A REVIEW OF ZAP! POW! BAM! The Superhero: The Golden Age of Comics Books, 1938-1950
BY WALLY LOEPP
There I was, caught in a memory, back in the late 1960s, standing in the center isle of my local drugstore and gazing with desire at the model kit on the shelf. It was an awesome model: Superman busting through a brick wall. There was a Batman model kit next to it, and it was cool, also; but it was that Superman model I wanted. To make a short story even shorter, I never did get that Superman model kit.
The years slide quickly by, and I am, again, back in 2009, January 1. There in front me is not only a model of Superman busting through a brick wall, but a LIFE-SIZE model, complete with real bricks littering the floor! I had just plopped down 12 dollars for admission to a special museum exhibition, Zap! Pow! Bam! The Superhero: The Golden Age of Comics Books, 1938-1950
at Cleveland's Maltz Museum of Jewish Heritage.
And it was starting out just fine!
Superman busting through bricks was only the first feature past the door. That was followed by an old-fashioned, wooden-sided phone booth. Soon, the phone rings. Upon picking up the receiver, a recorded voice urgently requests Supermanís presence at an on-going crime scene! Next, a mock-up of an old-style newsstand, with a shelf full of comic books; recent issues, in this case. (Being a museum, all these exhibits have explanatory placards, with most exhibits credited as on loan from the Jerry Robinson
Moving along, one encounters the first of two small continuous screening areas, the first showing a Superman
serial, the second Captain America
Then the original comic art starts to appear on the walls. Simon and Kirby Captain America
pages, a Speed Comics
cover, and probably another dozen Kirby pieces altogether. Artwork by Robinson, Bob Kane, Mort Meskin, Will Eisner, Joe Shuster, Lou Fine
, and too many others to mention. The two stand-out pieces, for me, were the Lou Fine Hercules
cover art, and the Shuster interior house ad page. Just fantastic.
There was also an original, 90 minute film with interviews from Stan Lee, Jerry Robinson, Jack Kirby, Joe Simon
, and Will Eisner. Jerry Seigel's
typewriter and Shuster's drawing board were among the other artifacts. Also, of course, were many classic Golden Age comics.
This is a traveling exhibit and, if your lucky, you may get a chance to see it in your area.
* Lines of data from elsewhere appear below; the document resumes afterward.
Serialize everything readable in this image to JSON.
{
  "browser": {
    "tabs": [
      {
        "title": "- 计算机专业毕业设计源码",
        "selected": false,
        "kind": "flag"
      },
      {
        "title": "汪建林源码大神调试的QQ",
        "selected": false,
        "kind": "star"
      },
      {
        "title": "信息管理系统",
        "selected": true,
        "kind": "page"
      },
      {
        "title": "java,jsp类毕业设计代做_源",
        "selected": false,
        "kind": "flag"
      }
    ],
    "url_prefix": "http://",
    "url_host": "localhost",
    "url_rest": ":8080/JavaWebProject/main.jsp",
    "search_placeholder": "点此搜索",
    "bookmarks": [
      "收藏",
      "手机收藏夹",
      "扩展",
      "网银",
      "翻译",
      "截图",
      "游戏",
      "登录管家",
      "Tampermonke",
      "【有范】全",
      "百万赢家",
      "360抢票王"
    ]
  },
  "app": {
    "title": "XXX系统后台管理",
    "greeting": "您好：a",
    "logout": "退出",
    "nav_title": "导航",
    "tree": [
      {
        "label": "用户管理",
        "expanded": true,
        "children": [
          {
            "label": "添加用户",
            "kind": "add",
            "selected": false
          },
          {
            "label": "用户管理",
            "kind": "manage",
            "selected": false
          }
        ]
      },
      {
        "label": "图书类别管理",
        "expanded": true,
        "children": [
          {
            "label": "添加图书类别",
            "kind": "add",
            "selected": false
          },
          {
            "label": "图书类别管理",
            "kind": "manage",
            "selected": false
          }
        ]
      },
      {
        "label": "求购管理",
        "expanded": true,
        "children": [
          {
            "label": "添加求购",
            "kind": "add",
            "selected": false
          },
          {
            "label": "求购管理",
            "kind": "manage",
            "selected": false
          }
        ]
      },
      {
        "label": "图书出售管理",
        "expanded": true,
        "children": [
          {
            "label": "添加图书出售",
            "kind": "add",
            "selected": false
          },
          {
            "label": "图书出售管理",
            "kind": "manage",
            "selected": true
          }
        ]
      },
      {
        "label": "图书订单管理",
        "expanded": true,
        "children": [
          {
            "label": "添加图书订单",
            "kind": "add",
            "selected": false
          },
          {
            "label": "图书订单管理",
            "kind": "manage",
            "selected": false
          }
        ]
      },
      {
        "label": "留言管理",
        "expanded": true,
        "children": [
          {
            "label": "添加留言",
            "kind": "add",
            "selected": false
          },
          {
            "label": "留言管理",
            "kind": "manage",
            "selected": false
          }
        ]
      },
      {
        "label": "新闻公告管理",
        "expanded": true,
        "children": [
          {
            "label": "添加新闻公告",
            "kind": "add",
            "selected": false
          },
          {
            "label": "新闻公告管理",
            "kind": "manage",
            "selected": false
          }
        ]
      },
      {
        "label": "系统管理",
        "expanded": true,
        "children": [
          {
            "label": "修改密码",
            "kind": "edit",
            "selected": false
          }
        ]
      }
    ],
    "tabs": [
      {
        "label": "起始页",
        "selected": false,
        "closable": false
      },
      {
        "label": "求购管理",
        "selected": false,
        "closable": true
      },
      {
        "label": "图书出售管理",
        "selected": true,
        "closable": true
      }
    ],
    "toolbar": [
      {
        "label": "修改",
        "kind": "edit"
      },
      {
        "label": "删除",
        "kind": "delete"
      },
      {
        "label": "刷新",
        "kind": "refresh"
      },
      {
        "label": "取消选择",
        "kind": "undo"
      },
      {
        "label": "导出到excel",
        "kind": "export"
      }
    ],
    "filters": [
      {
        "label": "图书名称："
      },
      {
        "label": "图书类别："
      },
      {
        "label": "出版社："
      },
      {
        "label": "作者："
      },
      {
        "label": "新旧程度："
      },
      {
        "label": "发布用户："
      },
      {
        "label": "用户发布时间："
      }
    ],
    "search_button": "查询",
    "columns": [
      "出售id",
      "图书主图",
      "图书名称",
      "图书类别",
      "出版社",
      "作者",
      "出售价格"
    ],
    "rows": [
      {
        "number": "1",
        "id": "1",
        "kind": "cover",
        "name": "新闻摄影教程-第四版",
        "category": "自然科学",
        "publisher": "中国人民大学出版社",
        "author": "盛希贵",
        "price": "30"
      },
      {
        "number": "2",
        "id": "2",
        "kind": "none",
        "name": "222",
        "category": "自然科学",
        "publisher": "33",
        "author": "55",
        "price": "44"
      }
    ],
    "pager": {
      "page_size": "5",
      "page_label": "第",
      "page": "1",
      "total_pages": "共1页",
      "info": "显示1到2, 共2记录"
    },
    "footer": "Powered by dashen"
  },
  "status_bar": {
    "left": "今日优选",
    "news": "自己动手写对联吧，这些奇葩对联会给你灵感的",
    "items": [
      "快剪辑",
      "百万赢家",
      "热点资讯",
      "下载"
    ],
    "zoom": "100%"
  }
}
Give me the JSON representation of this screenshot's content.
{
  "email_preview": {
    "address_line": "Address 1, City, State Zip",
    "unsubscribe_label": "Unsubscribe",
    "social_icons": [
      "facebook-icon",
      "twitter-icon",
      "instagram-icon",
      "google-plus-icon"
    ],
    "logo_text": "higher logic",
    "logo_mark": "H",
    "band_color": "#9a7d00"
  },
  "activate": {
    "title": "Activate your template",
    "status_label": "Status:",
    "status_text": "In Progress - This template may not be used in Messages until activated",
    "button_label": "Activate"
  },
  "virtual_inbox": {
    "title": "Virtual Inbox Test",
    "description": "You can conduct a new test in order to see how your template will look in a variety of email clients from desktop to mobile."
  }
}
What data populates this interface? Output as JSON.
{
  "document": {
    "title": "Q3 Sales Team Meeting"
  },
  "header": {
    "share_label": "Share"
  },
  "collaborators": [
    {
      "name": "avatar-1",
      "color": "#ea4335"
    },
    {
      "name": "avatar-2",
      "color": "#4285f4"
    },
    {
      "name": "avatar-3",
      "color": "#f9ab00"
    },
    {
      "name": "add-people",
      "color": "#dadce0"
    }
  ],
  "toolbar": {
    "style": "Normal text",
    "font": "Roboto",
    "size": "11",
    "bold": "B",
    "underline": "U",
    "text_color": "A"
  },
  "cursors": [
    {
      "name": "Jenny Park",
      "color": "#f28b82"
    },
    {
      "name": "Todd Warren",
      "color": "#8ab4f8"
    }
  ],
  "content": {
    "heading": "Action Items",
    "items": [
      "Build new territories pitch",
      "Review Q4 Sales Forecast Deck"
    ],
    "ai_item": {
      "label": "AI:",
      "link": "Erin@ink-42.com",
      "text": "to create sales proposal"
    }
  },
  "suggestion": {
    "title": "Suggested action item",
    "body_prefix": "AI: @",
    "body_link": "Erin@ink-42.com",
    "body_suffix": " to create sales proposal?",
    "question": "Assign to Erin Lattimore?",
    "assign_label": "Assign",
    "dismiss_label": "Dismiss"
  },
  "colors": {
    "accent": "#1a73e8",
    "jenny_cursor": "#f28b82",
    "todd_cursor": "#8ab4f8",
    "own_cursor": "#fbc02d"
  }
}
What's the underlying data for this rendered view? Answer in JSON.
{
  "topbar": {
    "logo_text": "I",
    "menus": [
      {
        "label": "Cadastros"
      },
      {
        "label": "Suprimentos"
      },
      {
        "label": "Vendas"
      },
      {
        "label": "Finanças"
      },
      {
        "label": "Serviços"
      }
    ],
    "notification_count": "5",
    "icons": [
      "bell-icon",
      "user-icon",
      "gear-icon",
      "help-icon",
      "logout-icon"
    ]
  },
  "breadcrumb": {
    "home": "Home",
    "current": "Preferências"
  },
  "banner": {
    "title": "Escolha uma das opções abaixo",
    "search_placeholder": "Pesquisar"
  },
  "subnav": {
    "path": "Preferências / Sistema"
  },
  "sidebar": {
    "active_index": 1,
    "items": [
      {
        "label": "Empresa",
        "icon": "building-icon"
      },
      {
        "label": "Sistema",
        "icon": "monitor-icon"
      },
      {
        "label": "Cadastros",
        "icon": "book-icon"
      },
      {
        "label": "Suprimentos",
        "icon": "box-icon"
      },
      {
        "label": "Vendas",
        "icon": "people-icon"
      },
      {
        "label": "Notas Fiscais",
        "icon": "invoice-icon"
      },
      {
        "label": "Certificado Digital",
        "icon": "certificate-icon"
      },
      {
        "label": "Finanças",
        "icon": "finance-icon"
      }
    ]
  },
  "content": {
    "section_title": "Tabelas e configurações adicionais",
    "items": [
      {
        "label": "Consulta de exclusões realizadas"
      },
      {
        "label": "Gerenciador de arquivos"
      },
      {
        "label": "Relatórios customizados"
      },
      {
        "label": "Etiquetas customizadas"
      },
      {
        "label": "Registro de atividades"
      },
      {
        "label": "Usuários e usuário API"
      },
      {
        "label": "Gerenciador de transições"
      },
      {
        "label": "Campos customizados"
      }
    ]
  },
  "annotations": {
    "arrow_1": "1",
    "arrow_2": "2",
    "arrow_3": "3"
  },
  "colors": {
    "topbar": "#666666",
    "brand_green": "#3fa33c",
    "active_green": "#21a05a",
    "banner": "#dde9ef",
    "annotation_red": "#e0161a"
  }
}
Don't miss it, it's awesome!
Wally Loepp is a lifelong comic book fan. You can learn more about him at his official website here:http://members.tripod.com/comicism4/index.html